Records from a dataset
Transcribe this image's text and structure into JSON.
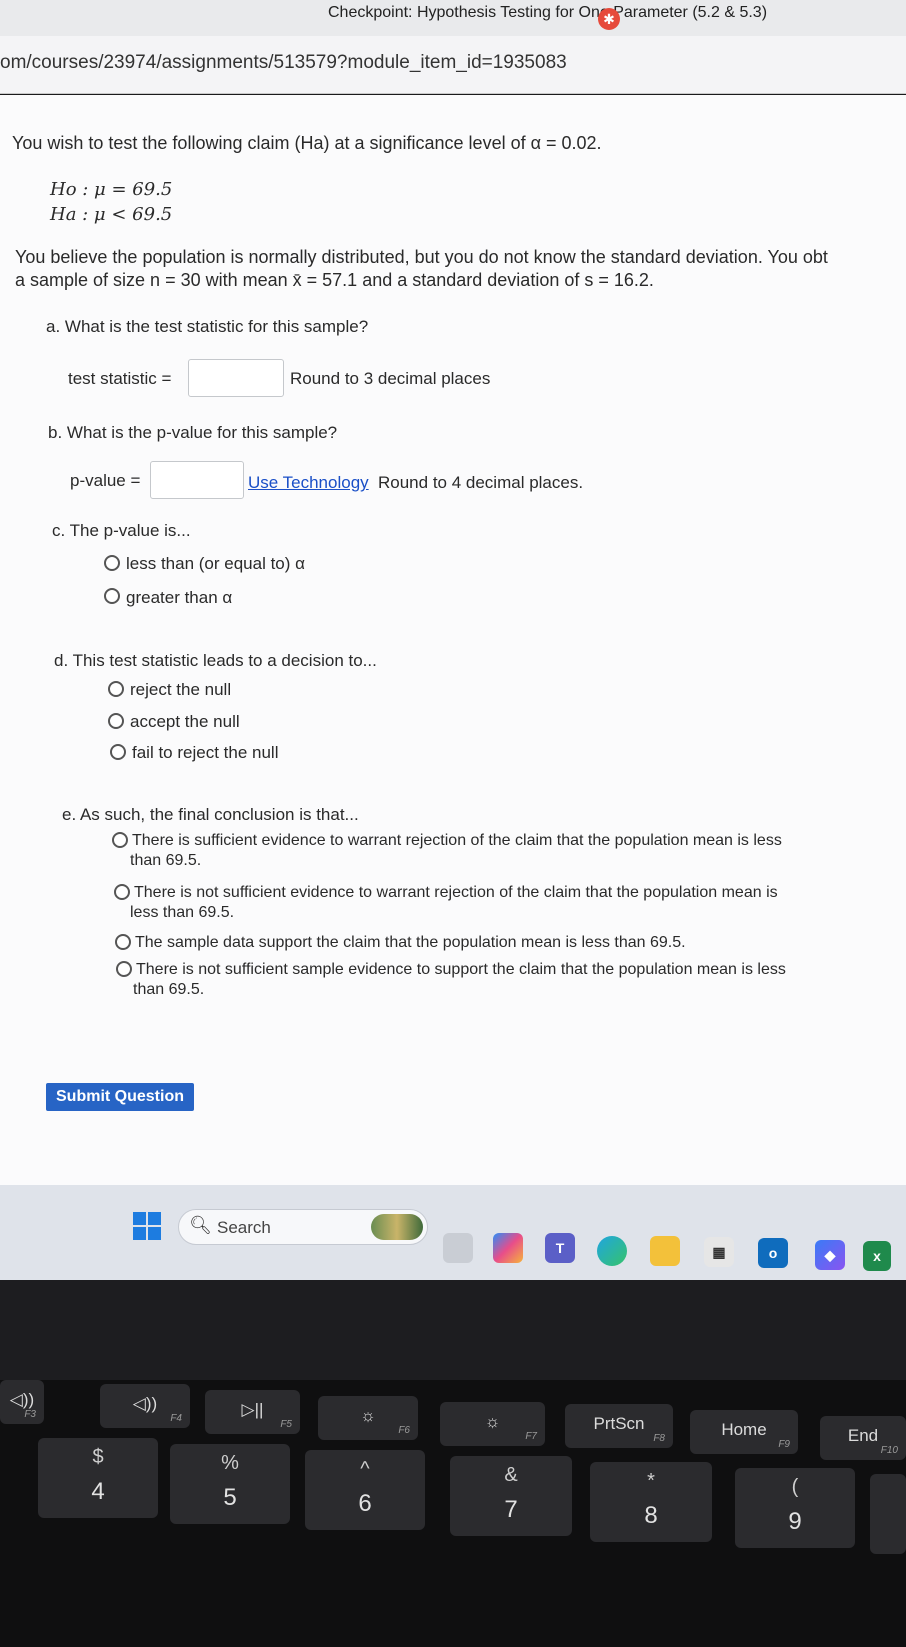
{
  "browser": {
    "tab_title": "Checkpoint: Hypothesis Testing for One Parameter (5.2 & 5.3)",
    "url": "om/courses/23974/assignments/513579?module_item_id=1935083"
  },
  "question": {
    "intro": "You wish to test the following claim (Ha) at a significance level of α = 0.02.",
    "h0": "Ho : μ = 69.5",
    "ha": "Ha : μ < 69.5",
    "sample_line1": "You believe the population is normally distributed, but you do not know the standard deviation. You obt",
    "sample_line2": "a sample of size n = 30 with mean x̄ = 57.1 and a standard deviation of s = 16.2.",
    "part_a": {
      "prompt": "a. What is the test statistic for this sample?",
      "label": "test statistic =",
      "value": "",
      "hint": "Round to 3 decimal places"
    },
    "part_b": {
      "prompt": "b. What is the p-value for this sample?",
      "label": "p-value =",
      "value": "",
      "link": "Use Technology",
      "hint": "Round to 4 decimal places."
    },
    "part_c": {
      "prompt": "c. The p-value is...",
      "options": [
        "less than (or equal to) α",
        "greater than α"
      ]
    },
    "part_d": {
      "prompt": "d. This test statistic leads to a decision to...",
      "options": [
        "reject the null",
        "accept the null",
        "fail to reject the null"
      ]
    },
    "part_e": {
      "prompt": "e. As such, the final conclusion is that...",
      "options": [
        {
          "line1": "There is sufficient evidence to warrant rejection of the claim that the population mean is less",
          "line2": "than 69.5."
        },
        {
          "line1": "There is not sufficient evidence to warrant rejection of the claim that the population mean is",
          "line2": "less than 69.5."
        },
        {
          "line1": "The sample data support the claim that the population mean is less than 69.5.",
          "line2": ""
        },
        {
          "line1": "There is not sufficient sample evidence to support the claim that the population mean is less",
          "line2": "than 69.5."
        }
      ]
    },
    "submit_label": "Submit Question"
  },
  "taskbar": {
    "search_label": "Search",
    "icons": [
      "windows-start",
      "search",
      "file-explorer",
      "copilot",
      "teams",
      "edge",
      "folder",
      "store",
      "outlook",
      "vpn",
      "excel"
    ]
  },
  "keyboard": {
    "fkeys": [
      {
        "top": "◁))",
        "sub": "F3"
      },
      {
        "top": "◁))",
        "sub": "F4"
      },
      {
        "top": "▷||",
        "sub": "F5"
      },
      {
        "top": "☼",
        "sub": "F6"
      },
      {
        "top": "☼",
        "sub": "F7"
      },
      {
        "top": "PrtScn",
        "sub": "F8"
      },
      {
        "top": "Home",
        "sub": "F9"
      },
      {
        "top": "End",
        "sub": "F10"
      }
    ],
    "numkeys": [
      {
        "top": "$",
        "bot": "4"
      },
      {
        "top": "%",
        "bot": "5"
      },
      {
        "top": "^",
        "bot": "6"
      },
      {
        "top": "&",
        "bot": "7"
      },
      {
        "top": "*",
        "bot": "8"
      },
      {
        "top": "(",
        "bot": "9"
      }
    ]
  }
}
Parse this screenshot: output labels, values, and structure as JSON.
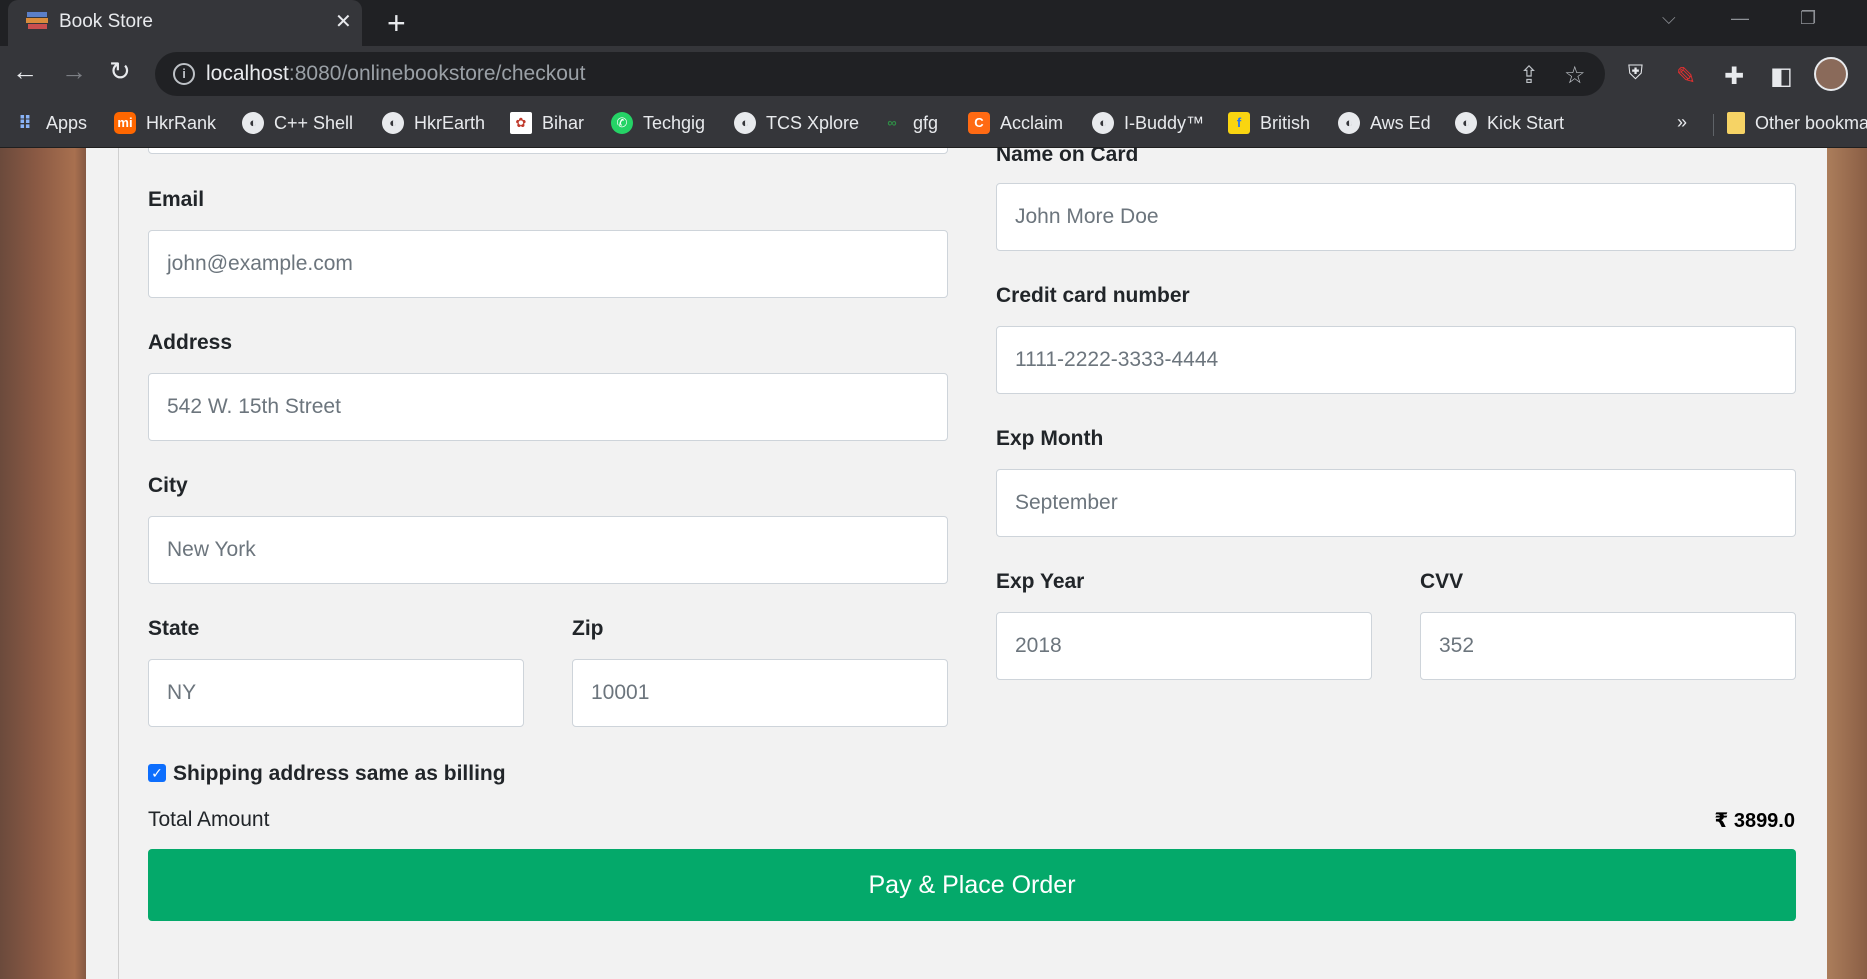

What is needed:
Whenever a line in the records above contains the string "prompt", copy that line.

Response to this exercise:
      "prompt": "a. What is the test statistic for this sample?",
      "prompt": "b. What is the p-value for this sample?",
      "prompt": "c. The p-value is...",
      "prompt": "d. This test statistic leads to a decision to...",
      "prompt": "e. As such, the final conclusion is that...",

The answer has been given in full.